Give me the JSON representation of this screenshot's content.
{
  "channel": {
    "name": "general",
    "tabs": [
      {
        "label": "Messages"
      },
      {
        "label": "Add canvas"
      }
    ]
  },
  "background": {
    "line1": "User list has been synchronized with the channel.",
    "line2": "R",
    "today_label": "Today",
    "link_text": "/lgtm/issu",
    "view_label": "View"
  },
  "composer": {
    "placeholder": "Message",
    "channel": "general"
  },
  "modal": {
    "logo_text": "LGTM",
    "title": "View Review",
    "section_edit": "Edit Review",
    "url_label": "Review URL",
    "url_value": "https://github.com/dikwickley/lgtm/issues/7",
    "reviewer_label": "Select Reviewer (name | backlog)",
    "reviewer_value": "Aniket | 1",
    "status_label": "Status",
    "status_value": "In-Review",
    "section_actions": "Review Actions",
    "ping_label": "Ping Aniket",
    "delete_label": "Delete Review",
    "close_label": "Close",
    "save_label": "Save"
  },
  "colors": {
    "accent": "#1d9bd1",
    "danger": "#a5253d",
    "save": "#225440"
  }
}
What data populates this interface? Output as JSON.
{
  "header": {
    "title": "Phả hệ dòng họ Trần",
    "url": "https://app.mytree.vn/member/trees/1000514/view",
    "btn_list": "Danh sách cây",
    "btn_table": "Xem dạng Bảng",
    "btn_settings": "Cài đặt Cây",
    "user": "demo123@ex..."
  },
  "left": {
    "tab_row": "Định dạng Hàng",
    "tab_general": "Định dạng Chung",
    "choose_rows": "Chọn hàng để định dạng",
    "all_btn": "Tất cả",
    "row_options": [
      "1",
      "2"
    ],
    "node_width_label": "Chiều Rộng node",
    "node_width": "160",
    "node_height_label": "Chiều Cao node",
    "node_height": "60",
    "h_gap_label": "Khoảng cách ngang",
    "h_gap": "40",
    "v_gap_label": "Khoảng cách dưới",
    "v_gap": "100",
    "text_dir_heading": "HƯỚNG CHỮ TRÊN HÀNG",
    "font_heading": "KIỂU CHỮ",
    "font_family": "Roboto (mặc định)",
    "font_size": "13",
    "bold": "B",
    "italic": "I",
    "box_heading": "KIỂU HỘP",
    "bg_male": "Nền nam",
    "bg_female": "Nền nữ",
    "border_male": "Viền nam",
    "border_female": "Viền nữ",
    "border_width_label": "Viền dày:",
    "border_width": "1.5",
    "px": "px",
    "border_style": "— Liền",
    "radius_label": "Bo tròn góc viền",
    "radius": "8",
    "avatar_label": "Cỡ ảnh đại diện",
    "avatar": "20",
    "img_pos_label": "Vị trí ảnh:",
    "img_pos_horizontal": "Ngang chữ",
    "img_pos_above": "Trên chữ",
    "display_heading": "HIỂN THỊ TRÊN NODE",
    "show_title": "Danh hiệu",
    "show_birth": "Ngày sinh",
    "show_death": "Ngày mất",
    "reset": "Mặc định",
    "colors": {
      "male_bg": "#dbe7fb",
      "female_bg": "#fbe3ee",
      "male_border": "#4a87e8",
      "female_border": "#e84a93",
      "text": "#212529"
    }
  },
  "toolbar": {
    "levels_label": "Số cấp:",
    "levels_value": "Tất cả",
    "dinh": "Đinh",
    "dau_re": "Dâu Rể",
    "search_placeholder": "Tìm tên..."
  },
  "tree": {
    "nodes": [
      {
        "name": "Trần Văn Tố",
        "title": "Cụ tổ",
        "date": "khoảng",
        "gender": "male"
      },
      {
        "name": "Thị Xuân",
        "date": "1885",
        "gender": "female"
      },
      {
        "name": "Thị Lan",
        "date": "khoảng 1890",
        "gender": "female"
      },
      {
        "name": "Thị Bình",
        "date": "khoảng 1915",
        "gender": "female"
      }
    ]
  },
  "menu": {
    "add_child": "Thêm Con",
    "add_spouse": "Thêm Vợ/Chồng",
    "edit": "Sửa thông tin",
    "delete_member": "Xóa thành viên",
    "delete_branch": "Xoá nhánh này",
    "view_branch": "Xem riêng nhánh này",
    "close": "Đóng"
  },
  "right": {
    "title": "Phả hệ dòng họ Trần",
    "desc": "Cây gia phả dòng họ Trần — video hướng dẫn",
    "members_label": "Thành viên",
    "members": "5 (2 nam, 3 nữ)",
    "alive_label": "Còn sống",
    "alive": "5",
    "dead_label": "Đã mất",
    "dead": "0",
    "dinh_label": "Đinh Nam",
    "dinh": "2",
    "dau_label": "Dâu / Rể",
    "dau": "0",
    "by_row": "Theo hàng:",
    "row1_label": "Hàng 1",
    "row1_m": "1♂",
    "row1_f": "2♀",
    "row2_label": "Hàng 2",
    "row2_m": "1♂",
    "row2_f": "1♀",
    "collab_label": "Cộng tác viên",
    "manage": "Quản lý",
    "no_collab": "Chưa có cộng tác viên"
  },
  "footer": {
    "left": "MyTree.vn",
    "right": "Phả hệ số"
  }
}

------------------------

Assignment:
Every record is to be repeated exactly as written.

Exercise solution:
Give me the JSON representation of this screenshot's content.
{
  "channel": {
    "name": "general",
    "tabs": [
      {
        "label": "Messages"
      },
      {
        "label": "Add canvas"
      }
    ]
  },
  "background": {
    "line1": "User list has been synchronized with the channel.",
    "line2": "R",
    "today_label": "Today",
    "link_text": "/lgtm/issu",
    "view_label": "View"
  },
  "composer": {
    "placeholder": "Message",
    "channel": "general"
  },
  "modal": {
    "logo_text": "LGTM",
    "title": "View Review",
    "section_edit": "Edit Review",
    "url_label": "Review URL",
    "url_value": "https://github.com/dikwickley/lgtm/issues/7",
    "reviewer_label": "Select Reviewer (name | backlog)",
    "reviewer_value": "Aniket | 1",
    "status_label": "Status",
    "status_value": "In-Review",
    "section_actions": "Review Actions",
    "ping_label": "Ping Aniket",
    "delete_label": "Delete Review",
    "close_label": "Close",
    "save_label": "Save"
  },
  "colors": {
    "accent": "#1d9bd1",
    "danger": "#a5253d",
    "save": "#225440"
  }
}
What data populates this interface? Output as JSON.
{
  "header": {
    "title": "Phả hệ dòng họ Trần",
    "url": "https://app.mytree.vn/member/trees/1000514/view",
    "btn_list": "Danh sách cây",
    "btn_table": "Xem dạng Bảng",
    "btn_settings": "Cài đặt Cây",
    "user": "demo123@ex..."
  },
  "left": {
    "tab_row": "Định dạng Hàng",
    "tab_general": "Định dạng Chung",
    "choose_rows": "Chọn hàng để định dạng",
    "all_btn": "Tất cả",
    "row_options": [
      "1",
      "2"
    ],
    "node_width_label": "Chiều Rộng node",
    "node_width": "160",
    "node_height_label": "Chiều Cao node",
    "node_height": "60",
    "h_gap_label": "Khoảng cách ngang",
    "h_gap": "40",
    "v_gap_label": "Khoảng cách dưới",
    "v_gap": "100",
    "text_dir_heading": "HƯỚNG CHỮ TRÊN HÀNG",
    "font_heading": "KIỂU CHỮ",
    "font_family": "Roboto (mặc định)",
    "font_size": "13",
    "bold": "B",
    "italic": "I",
    "box_heading": "KIỂU HỘP",
    "bg_male": "Nền nam",
    "bg_female": "Nền nữ",
    "border_male": "Viền nam",
    "border_female": "Viền nữ",
    "border_width_label": "Viền dày:",
    "border_width": "1.5",
    "px": "px",
    "border_style": "— Liền",
    "radius_label": "Bo tròn góc viền",
    "radius": "8",
    "avatar_label": "Cỡ ảnh đại diện",
    "avatar": "20",
    "img_pos_label": "Vị trí ảnh:",
    "img_pos_horizontal": "Ngang chữ",
    "img_pos_above": "Trên chữ",
    "display_heading": "HIỂN THỊ TRÊN NODE",
    "show_title": "Danh hiệu",
    "show_birth": "Ngày sinh",
    "show_death": "Ngày mất",
    "reset": "Mặc định",
    "colors": {
      "male_bg": "#dbe7fb",
      "female_bg": "#fbe3ee",
      "male_border": "#4a87e8",
      "female_border": "#e84a93",
      "text": "#212529"
    }
  },
  "toolbar": {
    "levels_label": "Số cấp:",
    "levels_value": "Tất cả",
    "dinh": "Đinh",
    "dau_re": "Dâu Rể",
    "search_placeholder": "Tìm tên..."
  },
  "tree": {
    "nodes": [
      {
        "name": "Trần Văn Tố",
        "title": "Cụ tổ",
        "date": "khoảng",
        "gender": "male"
      },
      {
        "name": "Thị Xuân",
        "date": "1885",
        "gender": "female"
      },
      {
        "name": "Thị Lan",
        "date": "khoảng 1890",
        "gender": "female"
      },
      {
        "name": "Thị Bình",
        "date": "khoảng 1915",
        "gender": "female"
      }
    ]
  },
  "menu": {
    "add_child": "Thêm Con",
    "add_spouse": "Thêm Vợ/Chồng",
    "edit": "Sửa thông tin",
    "delete_member": "Xóa thành viên",
    "delete_branch": "Xoá nhánh này",
    "view_branch": "Xem riêng nhánh này",
    "close": "Đóng"
  },
  "right": {
    "title": "Phả hệ dòng họ Trần",
    "desc": "Cây gia phả dòng họ Trần — video hướng dẫn",
    "members_label": "Thành viên",
    "members": "5 (2 nam, 3 nữ)",
    "alive_label": "Còn sống",
    "alive": "5",
    "dead_label": "Đã mất",
    "dead": "0",
    "dinh_label": "Đinh Nam",
    "dinh": "2",
    "dau_label": "Dâu / Rể",
    "dau": "0",
    "by_row": "Theo hàng:",
    "row1_label": "Hàng 1",
    "row1_m": "1♂",
    "row1_f": "2♀",
    "row2_label": "Hàng 2",
    "row2_m": "1♂",
    "row2_f": "1♀",
    "collab_label": "Cộng tác viên",
    "manage": "Quản lý",
    "no_collab": "Chưa có cộng tác viên"
  },
  "footer": {
    "left": "MyTree.vn",
    "right": "Phả hệ số"
  }
}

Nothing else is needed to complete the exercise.